Data section:
------------------------------------------------
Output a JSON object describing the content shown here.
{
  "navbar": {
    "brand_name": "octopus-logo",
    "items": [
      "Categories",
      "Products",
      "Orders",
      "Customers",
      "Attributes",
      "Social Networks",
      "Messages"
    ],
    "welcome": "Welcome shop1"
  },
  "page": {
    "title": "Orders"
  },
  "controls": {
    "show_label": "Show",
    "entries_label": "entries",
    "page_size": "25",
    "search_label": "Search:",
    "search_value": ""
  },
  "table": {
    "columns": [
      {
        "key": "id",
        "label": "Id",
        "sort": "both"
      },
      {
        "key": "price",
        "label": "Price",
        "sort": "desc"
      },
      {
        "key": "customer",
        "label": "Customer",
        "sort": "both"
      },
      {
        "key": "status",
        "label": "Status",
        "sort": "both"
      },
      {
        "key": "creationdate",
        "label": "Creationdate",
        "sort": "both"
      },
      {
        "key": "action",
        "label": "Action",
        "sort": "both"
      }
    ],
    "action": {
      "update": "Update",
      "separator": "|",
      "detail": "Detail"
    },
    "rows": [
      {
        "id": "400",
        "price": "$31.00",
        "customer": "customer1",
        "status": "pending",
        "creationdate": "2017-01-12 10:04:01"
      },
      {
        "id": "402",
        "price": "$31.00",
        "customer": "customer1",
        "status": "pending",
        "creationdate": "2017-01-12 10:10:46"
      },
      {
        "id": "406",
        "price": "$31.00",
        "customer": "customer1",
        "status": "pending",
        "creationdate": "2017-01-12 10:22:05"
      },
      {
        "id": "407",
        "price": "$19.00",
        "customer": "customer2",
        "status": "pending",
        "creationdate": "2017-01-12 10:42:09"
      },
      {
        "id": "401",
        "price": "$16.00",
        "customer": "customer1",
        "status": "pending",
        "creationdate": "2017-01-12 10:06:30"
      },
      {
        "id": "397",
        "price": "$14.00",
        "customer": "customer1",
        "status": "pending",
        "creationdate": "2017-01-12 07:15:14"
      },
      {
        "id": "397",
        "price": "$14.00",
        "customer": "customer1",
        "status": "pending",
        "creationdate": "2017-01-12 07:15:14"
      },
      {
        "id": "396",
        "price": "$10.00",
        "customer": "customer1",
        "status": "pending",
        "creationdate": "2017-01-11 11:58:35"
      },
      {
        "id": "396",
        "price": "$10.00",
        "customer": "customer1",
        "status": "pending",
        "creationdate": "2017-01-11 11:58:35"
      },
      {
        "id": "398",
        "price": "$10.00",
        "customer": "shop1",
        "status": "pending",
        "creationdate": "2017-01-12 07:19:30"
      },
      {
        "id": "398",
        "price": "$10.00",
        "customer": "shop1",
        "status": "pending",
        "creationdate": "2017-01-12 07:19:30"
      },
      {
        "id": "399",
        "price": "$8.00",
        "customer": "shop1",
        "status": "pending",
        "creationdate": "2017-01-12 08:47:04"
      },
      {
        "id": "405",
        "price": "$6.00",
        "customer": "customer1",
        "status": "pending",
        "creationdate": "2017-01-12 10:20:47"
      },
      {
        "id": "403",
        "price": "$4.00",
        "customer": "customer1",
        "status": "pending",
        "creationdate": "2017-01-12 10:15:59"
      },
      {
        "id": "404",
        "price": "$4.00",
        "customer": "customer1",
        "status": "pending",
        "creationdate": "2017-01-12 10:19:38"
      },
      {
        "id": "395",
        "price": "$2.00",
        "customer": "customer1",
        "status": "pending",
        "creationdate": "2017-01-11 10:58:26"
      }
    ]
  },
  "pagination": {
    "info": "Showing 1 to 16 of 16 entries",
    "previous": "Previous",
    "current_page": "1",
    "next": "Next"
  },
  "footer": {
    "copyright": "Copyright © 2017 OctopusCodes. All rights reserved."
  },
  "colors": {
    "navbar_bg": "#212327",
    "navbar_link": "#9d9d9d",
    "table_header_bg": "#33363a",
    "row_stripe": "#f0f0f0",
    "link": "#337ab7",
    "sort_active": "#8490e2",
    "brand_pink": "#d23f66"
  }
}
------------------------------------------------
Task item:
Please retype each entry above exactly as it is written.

Output of the task:
Output a JSON object describing the content shown here.
{
  "navbar": {
    "brand_name": "octopus-logo",
    "items": [
      "Categories",
      "Products",
      "Orders",
      "Customers",
      "Attributes",
      "Social Networks",
      "Messages"
    ],
    "welcome": "Welcome shop1"
  },
  "page": {
    "title": "Orders"
  },
  "controls": {
    "show_label": "Show",
    "entries_label": "entries",
    "page_size": "25",
    "search_label": "Search:",
    "search_value": ""
  },
  "table": {
    "columns": [
      {
        "key": "id",
        "label": "Id",
        "sort": "both"
      },
      {
        "key": "price",
        "label": "Price",
        "sort": "desc"
      },
      {
        "key": "customer",
        "label": "Customer",
        "sort": "both"
      },
      {
        "key": "status",
        "label": "Status",
        "sort": "both"
      },
      {
        "key": "creationdate",
        "label": "Creationdate",
        "sort": "both"
      },
      {
        "key": "action",
        "label": "Action",
        "sort": "both"
      }
    ],
    "action": {
      "update": "Update",
      "separator": "|",
      "detail": "Detail"
    },
    "rows": [
      {
        "id": "400",
        "price": "$31.00",
        "customer": "customer1",
        "status": "pending",
        "creationdate": "2017-01-12 10:04:01"
      },
      {
        "id": "402",
        "price": "$31.00",
        "customer": "customer1",
        "status": "pending",
        "creationdate": "2017-01-12 10:10:46"
      },
      {
        "id": "406",
        "price": "$31.00",
        "customer": "customer1",
        "status": "pending",
        "creationdate": "2017-01-12 10:22:05"
      },
      {
        "id": "407",
        "price": "$19.00",
        "customer": "customer2",
        "status": "pending",
        "creationdate": "2017-01-12 10:42:09"
      },
      {
        "id": "401",
        "price": "$16.00",
        "customer": "customer1",
        "status": "pending",
        "creationdate": "2017-01-12 10:06:30"
      },
      {
        "id": "397",
        "price": "$14.00",
        "customer": "customer1",
        "status": "pending",
        "creationdate": "2017-01-12 07:15:14"
      },
      {
        "id": "397",
        "price": "$14.00",
        "customer": "customer1",
        "status": "pending",
        "creationdate": "2017-01-12 07:15:14"
      },
      {
        "id": "396",
        "price": "$10.00",
        "customer": "customer1",
        "status": "pending",
        "creationdate": "2017-01-11 11:58:35"
      },
      {
        "id": "396",
        "price": "$10.00",
        "customer": "customer1",
        "status": "pending",
        "creationdate": "2017-01-11 11:58:35"
      },
      {
        "id": "398",
        "price": "$10.00",
        "customer": "shop1",
        "status": "pending",
        "creationdate": "2017-01-12 07:19:30"
      },
      {
        "id": "398",
        "price": "$10.00",
        "customer": "shop1",
        "status": "pending",
        "creationdate": "2017-01-12 07:19:30"
      },
      {
        "id": "399",
        "price": "$8.00",
        "customer": "shop1",
        "status": "pending",
        "creationdate": "2017-01-12 08:47:04"
      },
      {
        "id": "405",
        "price": "$6.00",
        "customer": "customer1",
        "status": "pending",
        "creationdate": "2017-01-12 10:20:47"
      },
      {
        "id": "403",
        "price": "$4.00",
        "customer": "customer1",
        "status": "pending",
        "creationdate": "2017-01-12 10:15:59"
      },
      {
        "id": "404",
        "price": "$4.00",
        "customer": "customer1",
        "status": "pending",
        "creationdate": "2017-01-12 10:19:38"
      },
      {
        "id": "395",
        "price": "$2.00",
        "customer": "customer1",
        "status": "pending",
        "creationdate": "2017-01-11 10:58:26"
      }
    ]
  },
  "pagination": {
    "info": "Showing 1 to 16 of 16 entries",
    "previous": "Previous",
    "current_page": "1",
    "next": "Next"
  },
  "footer": {
    "copyright": "Copyright © 2017 OctopusCodes. All rights reserved."
  },
  "colors": {
    "navbar_bg": "#212327",
    "navbar_link": "#9d9d9d",
    "table_header_bg": "#33363a",
    "row_stripe": "#f0f0f0",
    "link": "#337ab7",
    "sort_active": "#8490e2",
    "brand_pink": "#d23f66"
  }
}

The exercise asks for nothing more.